Can a guest allow the police to search your house?

I had the question asked: can a guest who is staying in your house allow the police to search? What about if they were to call the police and invite them to search? Would that evidence still be admissible against the homeowner?  Apparent authority is the key This is more than just a yes or […]

If you consent to a police search, can you limit where they can search? Orange County criminal defense attorney

If the police ask if they can search, can you put limits on where or how they can search?   The answer is yes… and no. If the police search is based on consent, the person giving consent can set limits as to the scope of the search. For example, you could give consent for […]

What is the difference between reasonable suspicion and probable cause?

Reasonable suspicion is what they need to detain you. Probable cause is what they need to search. Slightly different burdens and a slightly different analysis. If you’re contacted by the police, your first question should be, “Am I free to go?” If the answer is yes, then you are free to walk away. If they […]

Privacy, cell phones and police searches – lock up your phones!

The United States Constitution protects you from unreasonable searches and seizures.  Under the Fourth Amendment, the police must either have a search warrant or some recognized exception to be able to legally search (and therefore gather evidence to be used against you). One of the exceptions is a search “incident to an arrest.”  Since 1973, […]

Passengers rights in DUI checkpoint

With all the holiday DUI checkpoints that have occurred, I was asked recently about passengers’ rights.  For example, what if the police made observations about a passenger during a DUI checkpoint?
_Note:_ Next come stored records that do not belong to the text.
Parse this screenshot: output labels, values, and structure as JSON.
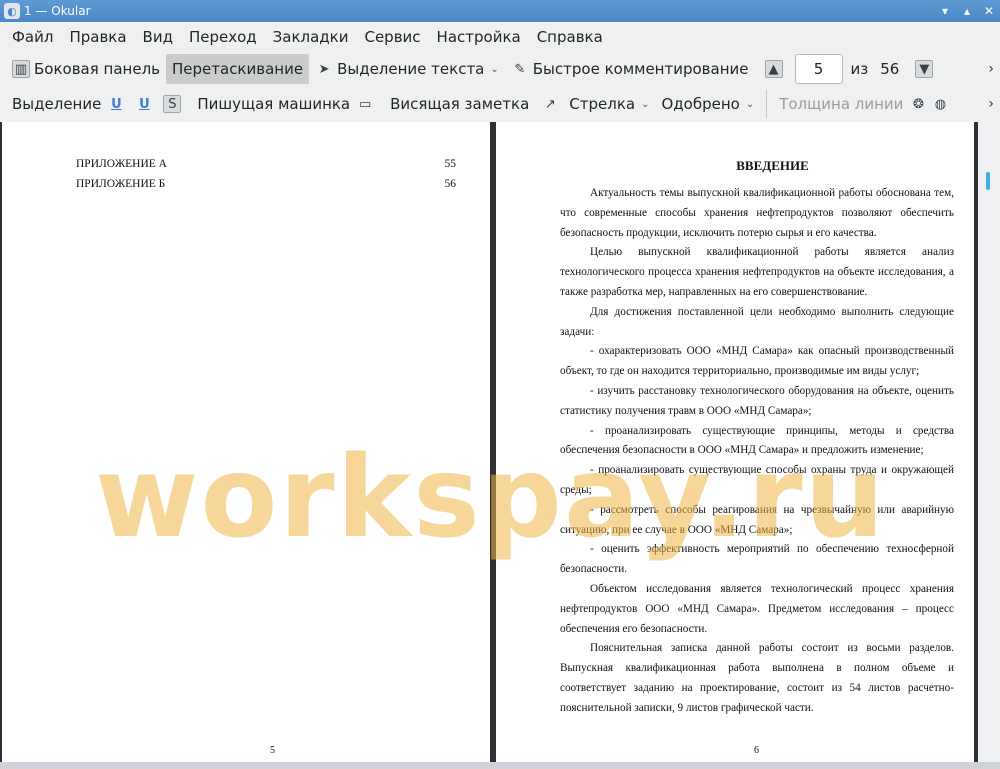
{
  "window": {
    "title": "1  — Okular"
  },
  "menu": [
    "Файл",
    "Правка",
    "Вид",
    "Переход",
    "Закладки",
    "Сервис",
    "Настройка",
    "Справка"
  ],
  "toolbar1": {
    "sidebar": "Боковая панель",
    "drag": "Перетаскивание",
    "text_select": "Выделение текста",
    "quick_comment": "Быстрое комментирование",
    "page_current": "5",
    "page_of": "из",
    "page_total": "56"
  },
  "toolbar2": {
    "selection": "Выделение",
    "typewriter": "Пишущая машинка",
    "hanging_note": "Висящая заметка",
    "arrow": "Стрелка",
    "approved": "Одобрено",
    "line_width": "Толщина линии"
  },
  "page_left": {
    "toc": [
      {
        "label": "ПРИЛОЖЕНИЕ А",
        "page": "55"
      },
      {
        "label": "ПРИЛОЖЕНИЕ Б",
        "page": "56"
      }
    ],
    "number": "5"
  },
  "page_right": {
    "heading": "ВВЕДЕНИЕ",
    "paragraphs": [
      "Актуальность темы выпускной квалификационной работы обоснована тем, что современные способы хранения нефтепродуктов позволяют обеспечить безопасность продукции, исключить потерю сырья и его качества.",
      "Целью выпускной квалификационной работы является анализ технологического процесса хранения нефтепродуктов на объекте исследования, а также разработка мер, направленных на его совершенствование.",
      "Для достижения поставленной цели необходимо выполнить следующие задачи:",
      "- охарактеризовать ООО «МНД Самара» как опасный производственный объект, то где он находится территориально, производимые им виды услуг;",
      "- изучить расстановку технологического оборудования на объекте, оценить статистику получения травм в ООО «МНД Самара»;",
      "- проанализировать существующие принципы, методы и средства обеспечения безопасности в ООО «МНД Самара» и предложить изменение;",
      "- проанализировать существующие способы охраны труда и окружающей среды;",
      "- рассмотреть способы реагирования на чрезвычайную или аварийную ситуацию, при ее случае в ООО «МНД Самара»;",
      "- оценить эффективность мероприятий по обеспечению техносферной безопасности.",
      "Объектом исследования является технологический процесс хранения нефтепродуктов ООО «МНД Самара». Предметом исследования – процесс обеспечения его безопасности.",
      "Пояснительная записка данной работы состоит из восьми разделов. Выпускная квалификационная работа выполнена в полном объеме и соответствует заданию на проектирование, состоит из 54 листов расчетно-пояснительной записки, 9 листов графической части."
    ],
    "number": "6"
  },
  "watermark": "workspay.ru"
}
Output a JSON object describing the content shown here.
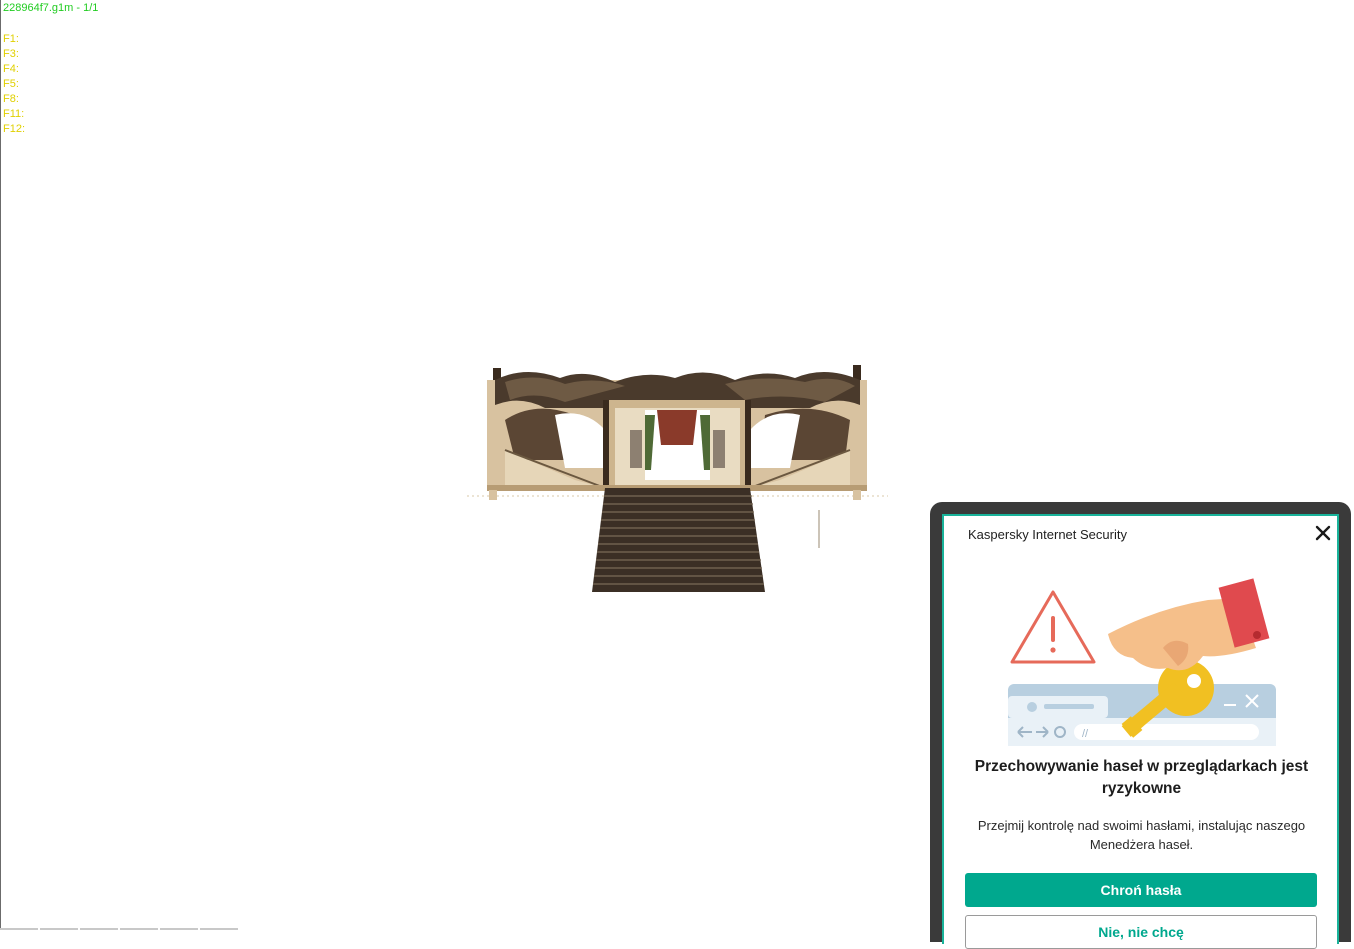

As a passenger in a DUI checkpoint, you have the same rights as anyone else to challenge the legality of the checkpoint, the reasonableness […]